Thai police left empty handed after a day-long search of a massive Buddhist temple for a monk wanted over a multi-million-dollar scam on Thursday, the latest twist in a saga highlighting a split over the nation's faith.
The sweep of the powerful and ultra-rich Wat Dhammakaya temple on Bangkok's outskirts comes after Thailand's junta chief invoked special powers to put its sprawling 1,000-acre compound under military control.
But it became the latest failed attempt to arrest Phra Dhammachayo, the septuagenarian monk who founded the breakaway Buddhist order in 1970, after police said they were unable to find him but would resume their search the following day.
The former abbot is believed to be holed up inside the compound, which is famous for its space-age architecture, though he has not been seen in public for months.

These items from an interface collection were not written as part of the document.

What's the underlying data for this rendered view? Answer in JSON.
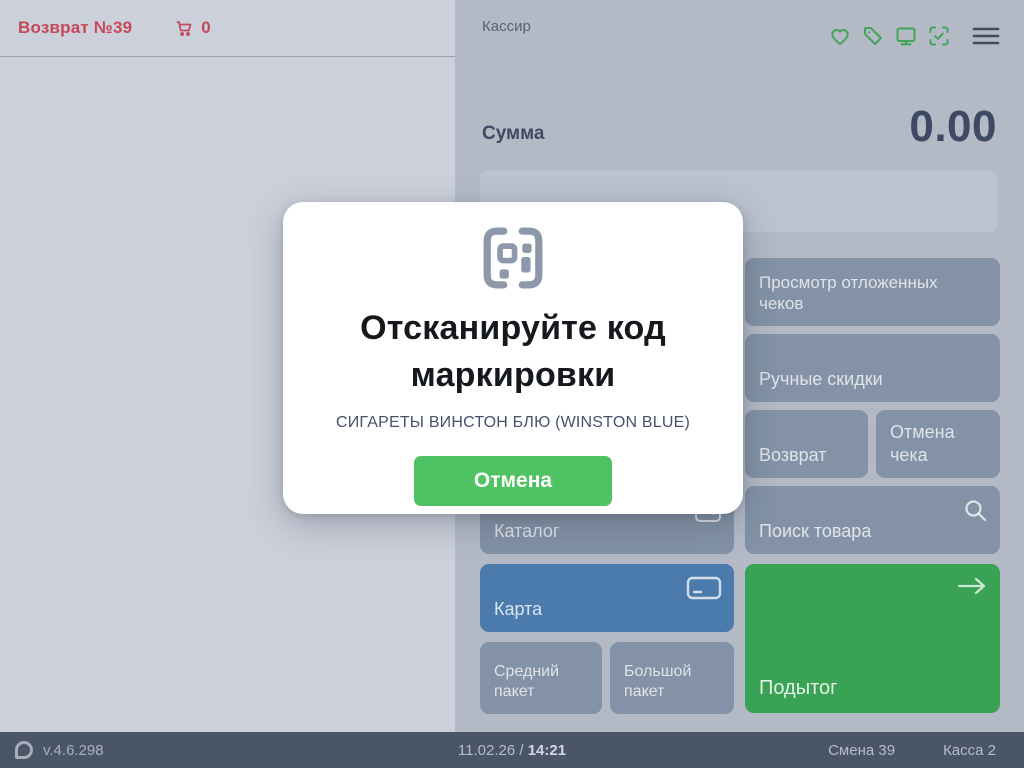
{
  "colors": {
    "accent-red": "#c5495a",
    "accent-green": "#43a45c",
    "left-bg": "#cbd0da",
    "right-bg": "#b3bac6",
    "button-gray": "#8392a6",
    "button-blue": "#4b7bac",
    "subtotal-green": "#39a254",
    "cancel-green": "#4fc363",
    "footer-bg": "#4a5568"
  },
  "receipt_header": {
    "title": "Возврат №39",
    "cart_count": "0"
  },
  "control_header": {
    "cashier_label": "Кассир"
  },
  "icons": {
    "toolbar": [
      "heart-icon",
      "tag-icon",
      "display-icon",
      "scan-check-icon",
      "menu-icon"
    ],
    "cart": "cart-icon",
    "search": "search-icon",
    "card": "card-icon",
    "catalog": "catalog-icon",
    "subtotal_arrow": "arrow-right-icon",
    "modal": "marking-code-icon",
    "footer_logo": "app-logo"
  },
  "sum": {
    "label": "Сумма",
    "value": "0.00"
  },
  "barcode_input": {
    "value": ""
  },
  "panel_buttons": {
    "pending": {
      "label": "Просмотр отложенных чеков"
    },
    "discounts": {
      "label": "Ручные скидки"
    },
    "refund": {
      "label": "Возврат"
    },
    "cancel_receipt": {
      "label": "Отмена чека"
    },
    "catalog": {
      "label": "Каталог"
    },
    "search": {
      "label": "Поиск товара"
    },
    "card": {
      "label": "Карта"
    },
    "subtotal": {
      "label": "Подытог"
    },
    "bag_medium": {
      "label": "Средний пакет"
    },
    "bag_large": {
      "label": "Большой пакет"
    }
  },
  "modal": {
    "title": "Отсканируйте код маркировки",
    "product_name": "СИГАРЕТЫ ВИНСТОН БЛЮ (WINSTON BLUE)",
    "cancel_label": "Отмена"
  },
  "footer": {
    "version": "v.4.6.298",
    "date": "11.02.26 /",
    "time": "14:21",
    "shift": "Смена 39",
    "register": "Касса 2"
  }
}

Police issued a warrant for his arrest last year on charges of money laundering and accepting embezzled funds worth 1.2 billion baht ($33 million) from the jailed owner of a cooperative bank.
Previous attempts to raid the temple have been thwarted after thousands of devotees showed up to defend the elderly abbot.
Desperate to avoid clashes with monks and other disciples, the Thai junta endorsed a sudden order early Thursday that gave authorities special powers to block ff the area.
In a day of high drama and stagecraft, some 4,000 unarmed police and soldiers descended on the site before dawn, locking down roads leading to the compound.
After hours of negotiation with monks, some officers managed to enter one gate and cut the lock off on another -- a breakthrough compared to previous stand-offs.
But after scouring "15-20 percent" of the sprawling compound investigators retreated empty handed.
"We still have to keep searching in our all targeted areas, only then can can we say whether he is in there or not," Woranun Srilam, deputy spokesman of Thailand's equivalent of the FBI, told reporters.
Speaking to media outside the temple, a Dhammakaya spokesman said he could not confirm whether the spiritual leader was inside.
"I don't know his whereabouts -- I haven't seen him in about nine months," said Phra Sanitwong Wutthiwangso.
Temple staff have previously said the ex-abbot is innocent but too ill to be questioned by police.
- 'Cultish' -
Historically, Thailand's secular authorities have been reluctant to intervene in the affairs of the clergy in the Buddhist-majority country.
But hostility towards the Dhammakaya sect has mounted in recent years, with critics from the mainstream Buddhist establishment accusing the temple of promoting a pay-your-way to nirvana philosophy.
Aided by a sophisticated PR operation, the sect has enjoyed a meteoric rise over the past three decades, raising tens of millions of dollars and opening outposts around the world.
It is also famous for hosting visually-stunning mass gatherings of monks on Buddhist holy days -- events derided by critics as a display of the sect's "cultish" approach.
The controversy is fuelled in part by speculation that the temple has links to Thaksin Shinawatra -- the ex-premier who was ousted in a 2006 military coup and lies at the heart of the kingdom's rancorous political divide.
The administration of his sister Yingluck, who was also prime minister, was toppled by the military again in 2014.
The temple denies any political affiliations and says it has become a pawn in a battle that pits the Shinawatras and their rural supporters against Bangkok's army-allied elite.
Last week Thailand's new king chose an octoganerian abbot to become the country's top monk, ending a three year stalemate and passing over a Dhammakaya-linked cleric who was next-in-line for the job.